REQUIRED ACTION =>
Could you print the lines below exactly, from the one holding "Transcribe this image's" through the last line, with no other output?

Element data from apps and pages:
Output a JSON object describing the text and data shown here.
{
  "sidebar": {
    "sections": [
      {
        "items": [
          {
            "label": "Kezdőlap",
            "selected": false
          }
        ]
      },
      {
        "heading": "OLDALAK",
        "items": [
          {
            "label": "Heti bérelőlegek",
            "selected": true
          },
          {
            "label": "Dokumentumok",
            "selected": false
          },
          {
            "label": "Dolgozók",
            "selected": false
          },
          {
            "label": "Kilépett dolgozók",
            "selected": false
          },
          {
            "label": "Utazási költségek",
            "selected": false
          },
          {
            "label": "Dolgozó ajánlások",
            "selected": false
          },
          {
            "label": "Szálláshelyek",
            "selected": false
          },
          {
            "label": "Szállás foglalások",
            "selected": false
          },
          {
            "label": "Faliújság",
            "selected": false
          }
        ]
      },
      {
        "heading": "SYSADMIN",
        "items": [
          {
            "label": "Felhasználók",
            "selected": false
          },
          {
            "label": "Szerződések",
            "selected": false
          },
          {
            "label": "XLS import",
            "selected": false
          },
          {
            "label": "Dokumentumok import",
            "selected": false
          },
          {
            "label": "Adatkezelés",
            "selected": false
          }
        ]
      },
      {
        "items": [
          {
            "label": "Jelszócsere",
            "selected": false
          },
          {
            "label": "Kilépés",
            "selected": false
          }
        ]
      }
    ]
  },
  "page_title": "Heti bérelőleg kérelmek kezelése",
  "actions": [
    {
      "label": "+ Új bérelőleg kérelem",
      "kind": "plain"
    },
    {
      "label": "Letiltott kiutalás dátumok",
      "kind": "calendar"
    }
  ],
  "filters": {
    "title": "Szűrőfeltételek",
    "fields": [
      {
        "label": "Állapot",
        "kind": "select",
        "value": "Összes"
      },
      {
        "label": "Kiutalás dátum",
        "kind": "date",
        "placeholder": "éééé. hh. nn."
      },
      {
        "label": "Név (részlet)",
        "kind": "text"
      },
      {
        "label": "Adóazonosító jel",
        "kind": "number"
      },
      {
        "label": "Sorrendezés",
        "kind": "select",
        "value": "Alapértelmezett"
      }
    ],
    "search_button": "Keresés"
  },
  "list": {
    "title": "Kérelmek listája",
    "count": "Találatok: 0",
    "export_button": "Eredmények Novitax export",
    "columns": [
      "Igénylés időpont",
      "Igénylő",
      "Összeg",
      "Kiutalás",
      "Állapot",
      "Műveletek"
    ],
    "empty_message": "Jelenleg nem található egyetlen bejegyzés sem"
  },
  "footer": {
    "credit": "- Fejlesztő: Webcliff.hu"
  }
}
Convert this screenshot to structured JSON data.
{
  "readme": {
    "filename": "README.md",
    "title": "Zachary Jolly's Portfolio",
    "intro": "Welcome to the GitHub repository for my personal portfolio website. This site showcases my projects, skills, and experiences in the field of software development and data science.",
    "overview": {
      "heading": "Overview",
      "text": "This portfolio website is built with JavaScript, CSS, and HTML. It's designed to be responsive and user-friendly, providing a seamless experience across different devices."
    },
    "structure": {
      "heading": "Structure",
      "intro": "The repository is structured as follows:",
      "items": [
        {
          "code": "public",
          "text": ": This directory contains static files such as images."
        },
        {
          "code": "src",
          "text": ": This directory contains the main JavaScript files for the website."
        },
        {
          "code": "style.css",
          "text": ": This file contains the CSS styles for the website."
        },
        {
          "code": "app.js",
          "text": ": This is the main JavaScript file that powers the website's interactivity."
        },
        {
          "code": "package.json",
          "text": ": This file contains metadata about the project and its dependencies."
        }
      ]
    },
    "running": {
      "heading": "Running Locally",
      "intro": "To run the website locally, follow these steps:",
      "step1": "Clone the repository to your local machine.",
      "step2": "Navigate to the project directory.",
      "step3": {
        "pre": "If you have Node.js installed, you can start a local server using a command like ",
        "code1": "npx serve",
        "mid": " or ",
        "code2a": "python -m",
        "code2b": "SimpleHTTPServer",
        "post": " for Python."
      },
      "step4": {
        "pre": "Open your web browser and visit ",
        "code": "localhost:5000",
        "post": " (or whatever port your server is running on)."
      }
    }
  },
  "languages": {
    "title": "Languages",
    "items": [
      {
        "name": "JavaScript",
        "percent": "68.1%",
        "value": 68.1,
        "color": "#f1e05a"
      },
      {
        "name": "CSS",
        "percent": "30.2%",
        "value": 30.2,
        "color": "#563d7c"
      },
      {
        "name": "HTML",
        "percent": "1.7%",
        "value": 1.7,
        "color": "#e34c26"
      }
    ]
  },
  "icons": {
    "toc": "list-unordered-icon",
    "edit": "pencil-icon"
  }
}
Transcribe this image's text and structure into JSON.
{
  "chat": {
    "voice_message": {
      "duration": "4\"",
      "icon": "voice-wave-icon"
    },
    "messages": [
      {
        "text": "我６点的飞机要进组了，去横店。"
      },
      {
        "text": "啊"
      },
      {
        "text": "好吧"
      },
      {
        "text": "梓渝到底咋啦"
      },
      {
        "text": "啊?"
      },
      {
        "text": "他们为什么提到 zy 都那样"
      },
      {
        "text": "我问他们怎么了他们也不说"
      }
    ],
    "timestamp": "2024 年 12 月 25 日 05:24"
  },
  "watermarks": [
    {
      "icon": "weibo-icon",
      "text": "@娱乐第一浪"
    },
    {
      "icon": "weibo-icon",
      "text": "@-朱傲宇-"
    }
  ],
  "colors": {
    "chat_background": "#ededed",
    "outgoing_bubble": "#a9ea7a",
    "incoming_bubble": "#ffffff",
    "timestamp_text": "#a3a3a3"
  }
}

FINISHED EXERCISE =>
Transcribe this image's text and structure into JSON.
{
  "chat": {
    "voice_message": {
      "duration": "4\"",
      "icon": "voice-wave-icon"
    },
    "messages": [
      {
        "text": "我６点的飞机要进组了，去横店。"
      },
      {
        "text": "啊"
      },
      {
        "text": "好吧"
      },
      {
        "text": "梓渝到底咋啦"
      },
      {
        "text": "啊?"
      },
      {
        "text": "他们为什么提到 zy 都那样"
      },
      {
        "text": "我问他们怎么了他们也不说"
      }
    ],
    "timestamp": "2024 年 12 月 25 日 05:24"
  },
  "watermarks": [
    {
      "icon": "weibo-icon",
      "text": "@娱乐第一浪"
    },
    {
      "icon": "weibo-icon",
      "text": "@-朱傲宇-"
    }
  ],
  "colors": {
    "chat_background": "#ededed",
    "outgoing_bubble": "#a9ea7a",
    "incoming_bubble": "#ffffff",
    "timestamp_text": "#a3a3a3"
  }
}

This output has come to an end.